*Exercise instructions*. Write only the number of lines in the entries that hold the string "glyph".

*Data extract*.
========================

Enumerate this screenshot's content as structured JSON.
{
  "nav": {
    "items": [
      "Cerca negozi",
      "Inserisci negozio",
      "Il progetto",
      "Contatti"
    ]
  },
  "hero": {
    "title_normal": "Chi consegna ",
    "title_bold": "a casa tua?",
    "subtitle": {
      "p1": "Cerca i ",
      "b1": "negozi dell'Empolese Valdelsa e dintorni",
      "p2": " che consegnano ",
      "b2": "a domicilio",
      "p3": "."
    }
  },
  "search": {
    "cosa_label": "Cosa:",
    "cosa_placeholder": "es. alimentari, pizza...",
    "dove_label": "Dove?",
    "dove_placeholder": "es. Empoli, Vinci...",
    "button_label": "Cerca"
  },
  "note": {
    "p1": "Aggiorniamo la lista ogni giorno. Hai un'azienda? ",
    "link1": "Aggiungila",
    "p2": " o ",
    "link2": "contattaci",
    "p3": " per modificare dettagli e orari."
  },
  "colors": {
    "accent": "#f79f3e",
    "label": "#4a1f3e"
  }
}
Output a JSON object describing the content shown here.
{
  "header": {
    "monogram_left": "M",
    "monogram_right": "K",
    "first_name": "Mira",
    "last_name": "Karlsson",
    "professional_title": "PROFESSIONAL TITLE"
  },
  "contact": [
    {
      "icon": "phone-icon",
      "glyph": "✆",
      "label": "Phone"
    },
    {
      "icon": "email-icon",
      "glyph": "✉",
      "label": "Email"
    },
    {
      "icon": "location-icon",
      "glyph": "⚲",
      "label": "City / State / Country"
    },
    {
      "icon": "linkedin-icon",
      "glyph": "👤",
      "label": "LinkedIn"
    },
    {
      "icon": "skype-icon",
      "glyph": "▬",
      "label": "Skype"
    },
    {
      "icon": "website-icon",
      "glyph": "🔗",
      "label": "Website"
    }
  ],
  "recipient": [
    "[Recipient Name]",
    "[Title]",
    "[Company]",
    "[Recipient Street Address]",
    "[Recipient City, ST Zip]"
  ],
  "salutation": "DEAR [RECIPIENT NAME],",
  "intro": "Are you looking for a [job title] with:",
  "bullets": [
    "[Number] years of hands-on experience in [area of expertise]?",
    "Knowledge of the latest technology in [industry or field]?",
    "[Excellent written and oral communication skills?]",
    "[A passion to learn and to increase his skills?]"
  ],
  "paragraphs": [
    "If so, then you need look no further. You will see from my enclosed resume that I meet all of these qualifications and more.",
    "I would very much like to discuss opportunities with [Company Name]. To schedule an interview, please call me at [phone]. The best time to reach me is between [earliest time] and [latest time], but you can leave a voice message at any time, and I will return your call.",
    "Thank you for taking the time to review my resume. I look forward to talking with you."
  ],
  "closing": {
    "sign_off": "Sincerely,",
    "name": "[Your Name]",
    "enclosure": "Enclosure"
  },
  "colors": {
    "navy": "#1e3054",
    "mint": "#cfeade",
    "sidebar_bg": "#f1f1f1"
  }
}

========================

*Completed exercise*. 6